    His main point seems to be whether the newspapers should be treated specially, by having their own Press Complaints Commission, when all other media are part of the Ofcom remit. It becomes ever more ludicrous as the newspapers move into websites, podcasts, audio, etc etc.

  2. #2 Dan Gillmor
    on Jun 13th, 2007 at 6:59 am

    Simon, I hope you’re right. But I interpreted those words in the context of his wish for fixes of the problems he identifies.

  3. #3 Neil Harding
    on Jun 13th, 2007 at 3:51 pm

    The big question is; if we accept that much of what Blair said is right (regardless of whether he was suggesting regulation), how do we go about correcting the problem?

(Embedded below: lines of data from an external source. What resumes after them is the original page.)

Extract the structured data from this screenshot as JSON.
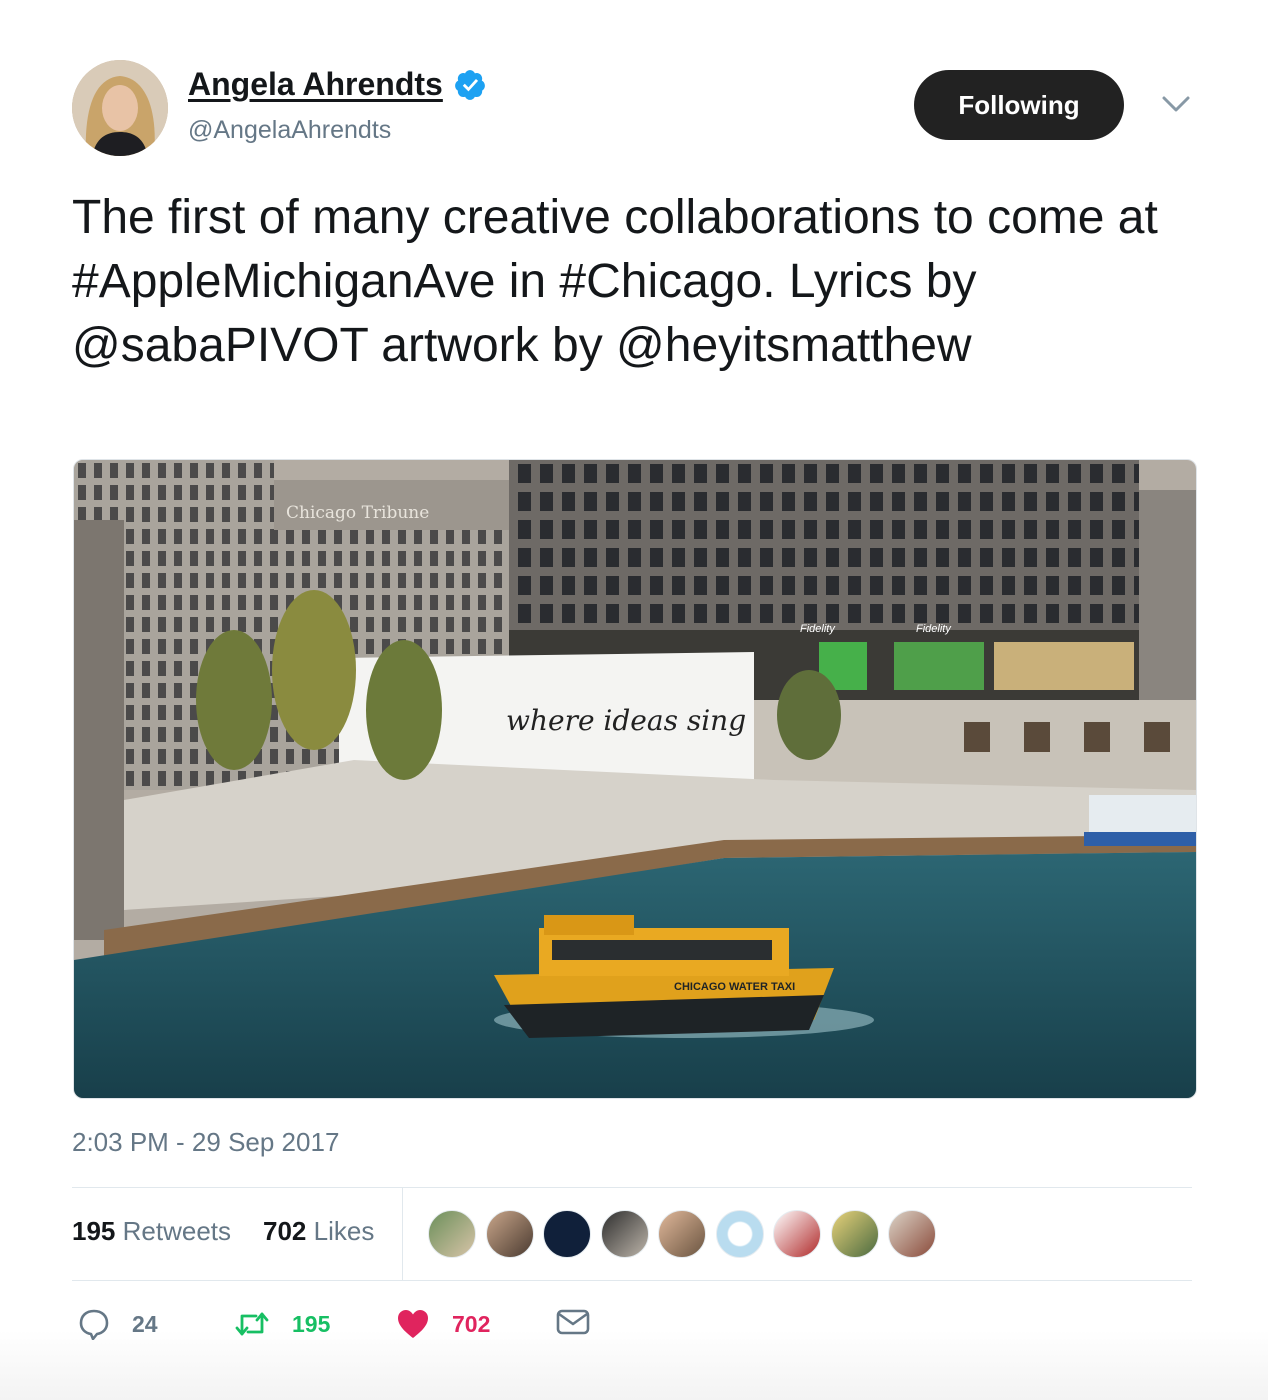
{
  "user": {
    "name": "Angela Ahrendts",
    "handle": "@AngelaAhrendts",
    "verified": true,
    "follow_button_label": "Following"
  },
  "tweet": {
    "text": "The first of many creative collaborations to come at #AppleMichiganAve in #Chicago. Lyrics by @sabaPIVOT artwork by @heyitsmatthew",
    "photo_sign_text": "where ideas sing",
    "photo_labels": [
      "Chicago Tribune",
      "Fidelity",
      "Fidelity",
      "CHICAGO WATER TAXI"
    ],
    "timestamp": "2:03 PM - 29 Sep 2017"
  },
  "stats": {
    "retweets_count": "195",
    "retweets_label": "Retweets",
    "likes_count": "702",
    "likes_label": "Likes",
    "likers": [
      "liker-1",
      "liker-2",
      "liker-3",
      "liker-4",
      "liker-5",
      "liker-6",
      "liker-7",
      "liker-8",
      "liker-9"
    ]
  },
  "actions": {
    "reply_count": "24",
    "retweet_count": "195",
    "like_count": "702"
  },
  "colors": {
    "retweet_green": "#17bf63",
    "like_red": "#e0245e",
    "verified_blue": "#1da1f2",
    "secondary_text": "#657786"
  }
}
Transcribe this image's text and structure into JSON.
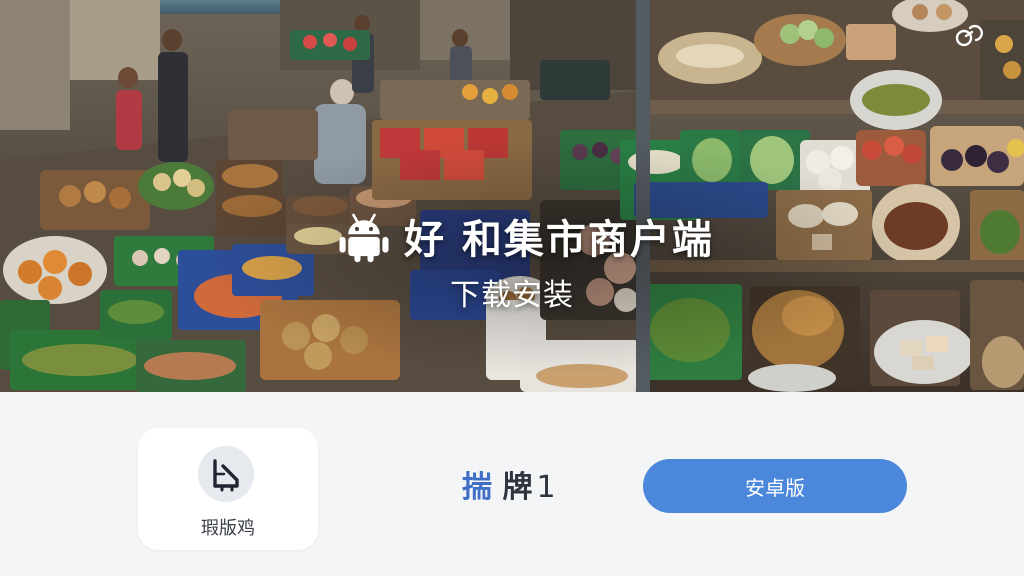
{
  "banner": {
    "headline": "好 和集市商户端",
    "subline": "下载安装",
    "platform_icon": "android-icon",
    "corner_icon": "link-icon"
  },
  "app_card": {
    "icon": "piano-icon",
    "label": "瑕版鸡"
  },
  "platform_info": {
    "prefix": "揣",
    "name": "牌",
    "count": "1"
  },
  "download_button": {
    "label": "安卓版"
  },
  "colors": {
    "accent": "#4b88db",
    "panel_bg": "#f4f5f7",
    "card_bg": "#ffffff",
    "text_dark": "#2f3540"
  }
}
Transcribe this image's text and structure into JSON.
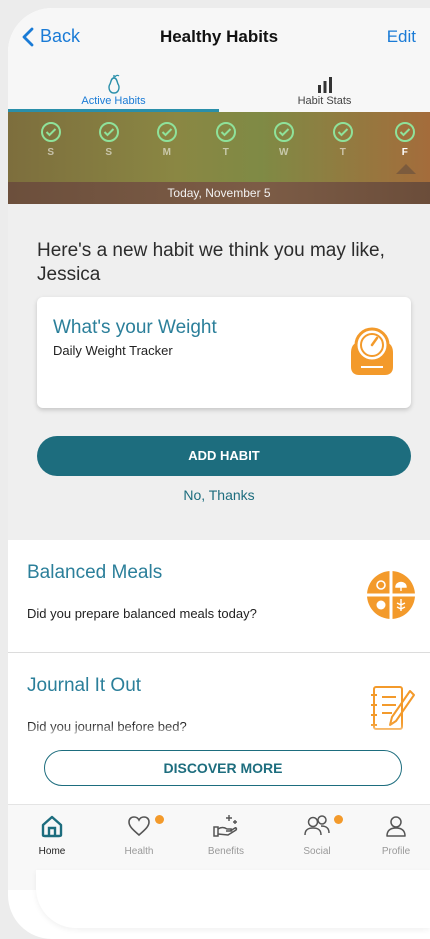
{
  "header": {
    "back_label": "Back",
    "title": "Healthy Habits",
    "edit_label": "Edit"
  },
  "tabs": [
    {
      "label": "Active Habits",
      "icon": "pear-icon",
      "active": true
    },
    {
      "label": "Habit Stats",
      "icon": "bar-chart-icon",
      "active": false
    }
  ],
  "week": {
    "days": [
      "S",
      "S",
      "M",
      "T",
      "W",
      "T",
      "F"
    ],
    "today_index": 6,
    "date_label": "Today, November 5"
  },
  "suggestion": {
    "heading": "Here's a new habit we think you may like, Jessica",
    "card_title": "What's your Weight",
    "card_subtitle": "Daily Weight Tracker",
    "add_label": "ADD HABIT",
    "decline_label": "No, Thanks"
  },
  "habits": [
    {
      "title": "Balanced Meals",
      "question": "Did you prepare balanced meals today?",
      "icon": "plate-icon"
    },
    {
      "title": "Journal It Out",
      "question": "Did you journal before bed?",
      "icon": "journal-icon"
    }
  ],
  "discover_label": "DISCOVER MORE",
  "tabbar": [
    {
      "label": "Home",
      "icon": "home-icon",
      "active": true,
      "badge": false
    },
    {
      "label": "Health",
      "icon": "heart-icon",
      "active": false,
      "badge": true
    },
    {
      "label": "Benefits",
      "icon": "hand-sparkle-icon",
      "active": false,
      "badge": false
    },
    {
      "label": "Social",
      "icon": "people-icon",
      "active": false,
      "badge": true
    },
    {
      "label": "Profile",
      "icon": "person-icon",
      "active": false,
      "badge": false
    }
  ],
  "colors": {
    "accent": "#1d6d7e",
    "link": "#1a7bd6",
    "orange": "#f39a2b",
    "check": "#8fe29a"
  }
}
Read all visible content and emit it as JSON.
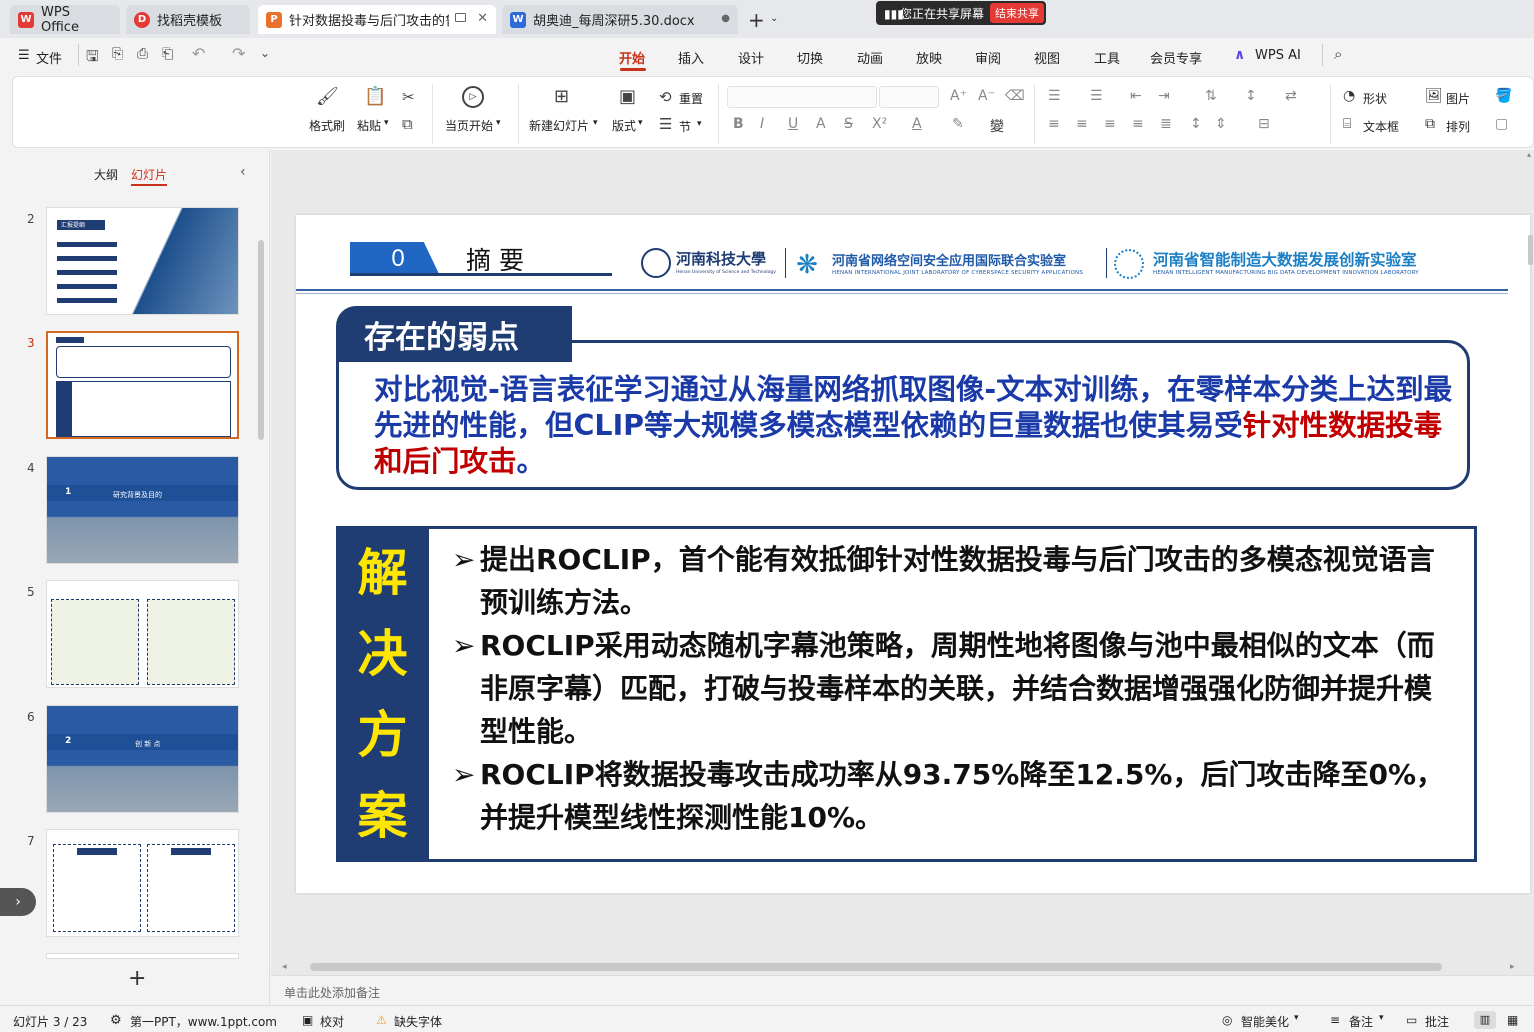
{
  "tabs": [
    {
      "label": "WPS Office",
      "icon": "W",
      "color": "#e53935"
    },
    {
      "label": "找稻壳模板",
      "icon": "D",
      "color": "#e53935"
    },
    {
      "label": "针对数据投毒与后门攻击的鲁",
      "icon": "P",
      "color": "#e8712b"
    },
    {
      "label": "胡奥迪_每周深研5.30.docx",
      "icon": "W",
      "color": "#2f6bd8"
    }
  ],
  "share": {
    "text": "您正在共享屏幕",
    "end": "结束共享"
  },
  "menubar": {
    "file": "文件",
    "tabs": [
      "开始",
      "插入",
      "设计",
      "切换",
      "动画",
      "放映",
      "审阅",
      "视图",
      "工具",
      "会员专享",
      "WPS AI"
    ]
  },
  "ribbon": {
    "format_painter": "格式刷",
    "paste": "粘贴",
    "from_current": "当页开始",
    "new_slide": "新建幻灯片",
    "layout": "版式",
    "section": "节",
    "reset": "重置",
    "shape": "形状",
    "picture": "图片",
    "textbox": "文本框",
    "arrange": "排列"
  },
  "panel": {
    "outline": "大纲",
    "slides": "幻灯片",
    "numbers": [
      "2",
      "3",
      "4",
      "5",
      "6",
      "7"
    ],
    "thumb4_title": "研究背景及目的",
    "thumb4_num": "1",
    "thumb6_title": "创 新 点",
    "thumb6_num": "2",
    "thumb2_title": "汇报提纲"
  },
  "slide": {
    "section_num": "0",
    "section_title": "摘  要",
    "logo1_cn": "河南科技大學",
    "logo1_en": "Henan University of Science and Technology",
    "logo2_cn": "河南省网络空间安全应用国际联合实验室",
    "logo2_en": "HENAN INTERNATIONAL JOINT LABORATORY OF CYBERSPACE SECURITY APPLICATIONS",
    "logo3_cn": "河南省智能制造大数据发展创新实验室",
    "logo3_en": "HENAN INTELLIGENT MANUFACTURING BIG DATA DEVELOPMENT INNOVATION LABORATORY",
    "weakness_title": "存在的弱点",
    "weakness_text_blue": "对比视觉-语言表征学习通过从海量网络抓取图像-文本对训练，在零样本分类上达到最先进的性能，但CLIP等大规模多模态模型依赖的巨量数据也使其易受",
    "weakness_text_red": "针对性数据投毒和后门攻击",
    "weakness_text_end": "。",
    "solution_label": [
      "解",
      "决",
      "方",
      "案"
    ],
    "bullets": [
      "提出ROCLIP，首个能有效抵御针对性数据投毒与后门攻击的多模态视觉语言预训练方法。",
      "ROCLIP采用动态随机字幕池策略，周期性地将图像与池中最相似的文本（而非原字幕）匹配，打破与投毒样本的关联，并结合数据增强强化防御并提升模型性能。",
      "ROCLIP将数据投毒攻击成功率从93.75%降至12.5%，后门攻击降至0%，并提升模型线性探测性能10%。"
    ]
  },
  "notes_placeholder": "单击此处添加备注",
  "status": {
    "slide_count": "幻灯片 3 / 23",
    "theme": "第一PPT，www.1ppt.com",
    "proof": "校对",
    "missing_font": "缺失字体",
    "beautify": "智能美化",
    "notes": "备注",
    "comments": "批注"
  },
  "colors": {
    "accent": "#c8321a",
    "slide_navy": "#1f3c73",
    "slide_blue": "#1a3aa8",
    "slide_red": "#c00000",
    "solution_yellow": "#ffe600"
  }
}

    This is not about suppressing a free media, it is about making it truly free. How can we say a press controlled by a few overseas media moguls (largely exempt from tax) is truly free? Do people think that a media reliant on advertising is free to criticise its advertisers? – mostly big business (this is one reason publicly funded media (like the BBC) is such an important part of the media mix.

    Freedom is not about unbridled capitalism, as the 1930s demonstrated (yet the Right have managed to equate freedom with laissez faire in our minds). There is little freedom in a system that distorts so obviously. Inequality of power – like wealth and income inequality matters – and the media is inextricably linked with power – as Blair suggests – it is essential for a proper functioning democracy that the media is not only free but balanced. It is the media that helps hold governments to account on a daily basis between elections but to be truly free. it ironically needs some regulation. Just as business will ignore health and safety, environmental concerns and workers rights without government regulation – the media will ignore accuracy and quality. We do need regulation – but it is nothing to do with suppressing the freedom of the press – on the contrary it will enhance it.

  4. #4 Dan Gillmor
    on Jun 14th, 2007 at 12:17 am

    Any regulation of speech will, by definition, reduce freedom of speech.

    We correct the problem by helping people understand the value of better speech.